There was a time when Spanish tennis was not identified with baseline shots. Also because the attack from the baseline was not so widespread. There was a Spaniard who preferred to play from the bottom but with a soft hand, with a touch. That game from the bottom that even Nicola Pietrangeli judged as preparatory to the attack which then had to prove to be a winner. The Spaniard was Manolo Santana, who passed away at the age of 83 after a long illness. One who, perhaps more than Rod Laver, represented Nicola’s alter-ego in those sixties that were about to become fabulous.
Who knows how many times the younger ones have noticed that peaceful gentleman sitting in the grandstand of the Slams. Mostly sitting next to Pietrangeli himself who now remembers him, moved, like the brother he didn’t have.

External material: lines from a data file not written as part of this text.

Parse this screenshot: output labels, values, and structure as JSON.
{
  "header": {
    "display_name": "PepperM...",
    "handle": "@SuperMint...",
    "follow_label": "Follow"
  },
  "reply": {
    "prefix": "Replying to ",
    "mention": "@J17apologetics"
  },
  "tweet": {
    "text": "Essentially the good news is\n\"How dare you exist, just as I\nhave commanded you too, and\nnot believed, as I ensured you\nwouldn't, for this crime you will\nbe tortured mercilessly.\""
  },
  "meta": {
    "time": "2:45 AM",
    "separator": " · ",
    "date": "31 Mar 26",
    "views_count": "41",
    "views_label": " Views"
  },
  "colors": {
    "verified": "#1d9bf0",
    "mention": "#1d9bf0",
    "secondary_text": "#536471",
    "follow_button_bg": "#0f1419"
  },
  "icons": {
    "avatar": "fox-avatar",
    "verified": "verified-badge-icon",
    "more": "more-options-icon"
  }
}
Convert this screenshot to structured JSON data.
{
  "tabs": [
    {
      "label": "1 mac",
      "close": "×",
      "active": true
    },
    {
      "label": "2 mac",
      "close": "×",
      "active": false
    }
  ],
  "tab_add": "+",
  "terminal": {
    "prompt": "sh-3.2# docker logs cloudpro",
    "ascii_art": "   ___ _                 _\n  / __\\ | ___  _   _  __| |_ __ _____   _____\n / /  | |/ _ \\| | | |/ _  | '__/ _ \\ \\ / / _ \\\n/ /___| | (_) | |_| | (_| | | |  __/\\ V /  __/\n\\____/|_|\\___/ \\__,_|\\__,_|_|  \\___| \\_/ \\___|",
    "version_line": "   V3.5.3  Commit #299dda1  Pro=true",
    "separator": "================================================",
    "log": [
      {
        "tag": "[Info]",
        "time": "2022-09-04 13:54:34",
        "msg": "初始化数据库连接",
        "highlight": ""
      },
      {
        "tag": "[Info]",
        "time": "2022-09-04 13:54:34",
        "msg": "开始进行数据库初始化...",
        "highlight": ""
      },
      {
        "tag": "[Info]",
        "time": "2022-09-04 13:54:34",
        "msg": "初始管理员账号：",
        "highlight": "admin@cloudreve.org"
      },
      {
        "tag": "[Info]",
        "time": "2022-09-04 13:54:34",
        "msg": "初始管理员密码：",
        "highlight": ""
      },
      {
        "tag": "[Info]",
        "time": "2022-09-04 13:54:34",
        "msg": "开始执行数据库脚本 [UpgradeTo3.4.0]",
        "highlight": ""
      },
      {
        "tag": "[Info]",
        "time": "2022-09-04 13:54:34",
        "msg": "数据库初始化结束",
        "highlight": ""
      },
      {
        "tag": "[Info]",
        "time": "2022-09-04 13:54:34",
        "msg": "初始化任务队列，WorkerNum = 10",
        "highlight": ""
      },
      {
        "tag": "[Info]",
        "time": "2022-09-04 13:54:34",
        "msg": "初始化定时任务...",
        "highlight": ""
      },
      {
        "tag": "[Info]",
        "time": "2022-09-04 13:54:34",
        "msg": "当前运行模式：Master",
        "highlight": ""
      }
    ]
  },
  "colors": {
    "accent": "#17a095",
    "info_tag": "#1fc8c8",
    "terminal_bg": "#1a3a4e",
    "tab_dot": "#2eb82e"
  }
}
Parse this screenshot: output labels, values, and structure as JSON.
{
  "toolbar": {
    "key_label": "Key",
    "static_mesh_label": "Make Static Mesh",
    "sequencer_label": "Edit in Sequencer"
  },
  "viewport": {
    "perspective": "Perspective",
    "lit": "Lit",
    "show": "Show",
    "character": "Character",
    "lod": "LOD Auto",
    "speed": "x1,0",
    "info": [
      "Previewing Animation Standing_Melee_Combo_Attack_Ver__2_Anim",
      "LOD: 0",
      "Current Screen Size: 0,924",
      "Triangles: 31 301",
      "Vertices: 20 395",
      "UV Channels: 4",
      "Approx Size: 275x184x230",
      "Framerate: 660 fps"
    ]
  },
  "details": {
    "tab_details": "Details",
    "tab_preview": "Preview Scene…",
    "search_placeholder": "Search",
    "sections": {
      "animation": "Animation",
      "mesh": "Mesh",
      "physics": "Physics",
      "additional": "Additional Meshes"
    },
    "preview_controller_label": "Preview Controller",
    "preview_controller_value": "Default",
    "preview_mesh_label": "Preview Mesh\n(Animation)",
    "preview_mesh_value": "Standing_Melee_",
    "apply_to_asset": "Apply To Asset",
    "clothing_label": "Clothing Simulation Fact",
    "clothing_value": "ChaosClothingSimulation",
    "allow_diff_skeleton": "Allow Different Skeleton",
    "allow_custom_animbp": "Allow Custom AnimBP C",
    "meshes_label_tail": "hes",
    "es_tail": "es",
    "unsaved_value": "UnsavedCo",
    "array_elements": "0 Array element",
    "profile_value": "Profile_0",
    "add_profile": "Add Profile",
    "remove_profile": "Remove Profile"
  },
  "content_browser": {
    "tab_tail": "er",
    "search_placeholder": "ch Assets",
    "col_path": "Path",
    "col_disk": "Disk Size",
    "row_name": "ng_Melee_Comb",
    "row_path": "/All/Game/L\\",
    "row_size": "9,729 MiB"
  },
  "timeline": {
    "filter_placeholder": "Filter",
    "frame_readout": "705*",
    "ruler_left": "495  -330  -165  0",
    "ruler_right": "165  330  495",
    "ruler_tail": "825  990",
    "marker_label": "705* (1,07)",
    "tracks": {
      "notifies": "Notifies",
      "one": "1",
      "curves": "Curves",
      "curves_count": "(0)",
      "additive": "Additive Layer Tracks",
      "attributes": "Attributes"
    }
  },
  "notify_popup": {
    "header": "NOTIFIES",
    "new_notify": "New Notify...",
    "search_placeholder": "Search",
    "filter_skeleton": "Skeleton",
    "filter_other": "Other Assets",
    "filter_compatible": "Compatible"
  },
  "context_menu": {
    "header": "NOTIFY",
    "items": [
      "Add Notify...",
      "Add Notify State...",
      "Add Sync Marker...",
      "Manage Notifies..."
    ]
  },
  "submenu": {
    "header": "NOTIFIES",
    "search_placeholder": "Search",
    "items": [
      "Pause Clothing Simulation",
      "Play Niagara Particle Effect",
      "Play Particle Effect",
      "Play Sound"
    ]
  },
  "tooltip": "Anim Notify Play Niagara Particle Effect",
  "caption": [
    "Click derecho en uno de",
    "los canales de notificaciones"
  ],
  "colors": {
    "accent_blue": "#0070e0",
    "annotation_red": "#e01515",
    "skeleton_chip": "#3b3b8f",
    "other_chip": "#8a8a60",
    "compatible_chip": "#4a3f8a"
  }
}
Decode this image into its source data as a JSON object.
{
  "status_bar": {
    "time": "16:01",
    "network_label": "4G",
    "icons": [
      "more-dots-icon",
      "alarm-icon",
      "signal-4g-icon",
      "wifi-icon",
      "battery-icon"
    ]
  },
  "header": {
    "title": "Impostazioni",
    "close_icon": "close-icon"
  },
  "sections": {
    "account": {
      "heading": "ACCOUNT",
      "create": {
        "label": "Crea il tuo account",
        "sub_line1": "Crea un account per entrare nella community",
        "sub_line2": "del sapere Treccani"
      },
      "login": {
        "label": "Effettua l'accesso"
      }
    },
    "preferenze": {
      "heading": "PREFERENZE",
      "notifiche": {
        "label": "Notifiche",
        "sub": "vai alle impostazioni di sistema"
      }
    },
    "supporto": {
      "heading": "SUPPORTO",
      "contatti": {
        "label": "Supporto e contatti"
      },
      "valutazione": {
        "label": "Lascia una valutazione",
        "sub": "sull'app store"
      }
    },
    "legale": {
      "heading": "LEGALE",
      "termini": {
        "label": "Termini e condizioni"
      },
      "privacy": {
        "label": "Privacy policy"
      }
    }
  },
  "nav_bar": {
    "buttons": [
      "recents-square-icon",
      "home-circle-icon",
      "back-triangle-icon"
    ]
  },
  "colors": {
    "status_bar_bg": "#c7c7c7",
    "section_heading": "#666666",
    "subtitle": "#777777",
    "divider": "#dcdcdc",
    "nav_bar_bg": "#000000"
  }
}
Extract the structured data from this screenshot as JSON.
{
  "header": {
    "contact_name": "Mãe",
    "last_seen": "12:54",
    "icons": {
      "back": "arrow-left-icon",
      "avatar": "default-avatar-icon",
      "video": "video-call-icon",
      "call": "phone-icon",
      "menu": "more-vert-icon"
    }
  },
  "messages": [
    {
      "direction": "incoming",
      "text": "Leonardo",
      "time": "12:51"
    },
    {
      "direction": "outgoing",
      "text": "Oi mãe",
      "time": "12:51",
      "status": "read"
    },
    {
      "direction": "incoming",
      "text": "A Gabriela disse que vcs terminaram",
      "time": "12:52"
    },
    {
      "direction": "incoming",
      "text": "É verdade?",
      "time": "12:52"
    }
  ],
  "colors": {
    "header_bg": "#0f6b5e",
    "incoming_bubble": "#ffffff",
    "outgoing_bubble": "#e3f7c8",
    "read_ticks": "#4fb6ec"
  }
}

Madrileno doc, Santana never turned pro, in an era in which tennis professionals earned more but lived apart because they could not take part in the Grand Slam tournaments: he won Wimbledon in 1966 by beating the American Ralston in the final, the first Spaniard to do so, despite the dislike of grass fields (“only good for cows”, he joked).
After that feat the Iberians had to wait 42 years to see their compatriot win the most important tournament in the world: that player was Rafael Nadal, one of the first to greet the Spanish master moved on social media after the news of his death. Some argue that Santana’s court ball and her lifted lob capable of treacherously and lethally overcoming the opponent positioned in the net were the states the best in tennis history. Net of the feelings of each, it is possible that it is true.
Born in Madrid in a certainly not wealthy family in the midst of the Spanish Civil War, to contribute to the family economy he started going to the tennis courts doing the ball boy, with his brother Braulio, at the Velazquez club in Madrid, he developed a style of play very much in alchemy with that of Pietrangeli: a style that allowed him to win two editions of Roland Garros at the expense of the Italian, in ’61 and in ‘ 64. Santana, who also directed the Madrid tournament, won 72 career titles (four Slams in total) and in ’65 also won at the US Open by defeating South African Drysdale in the final, who a few years later would be, alongside. by Jack Kramer, in the founding act of the ATP.
He never won in Australia because in those years it was certainly not unusual to avoid the expenses for the long Australian trip. He retired in 1973 but continued to make himself available to play the Davis Cup, of which he was captained from 80 to 85, the year in which he was inducted into the tennis Hall of fame. Stories of a distant tennis.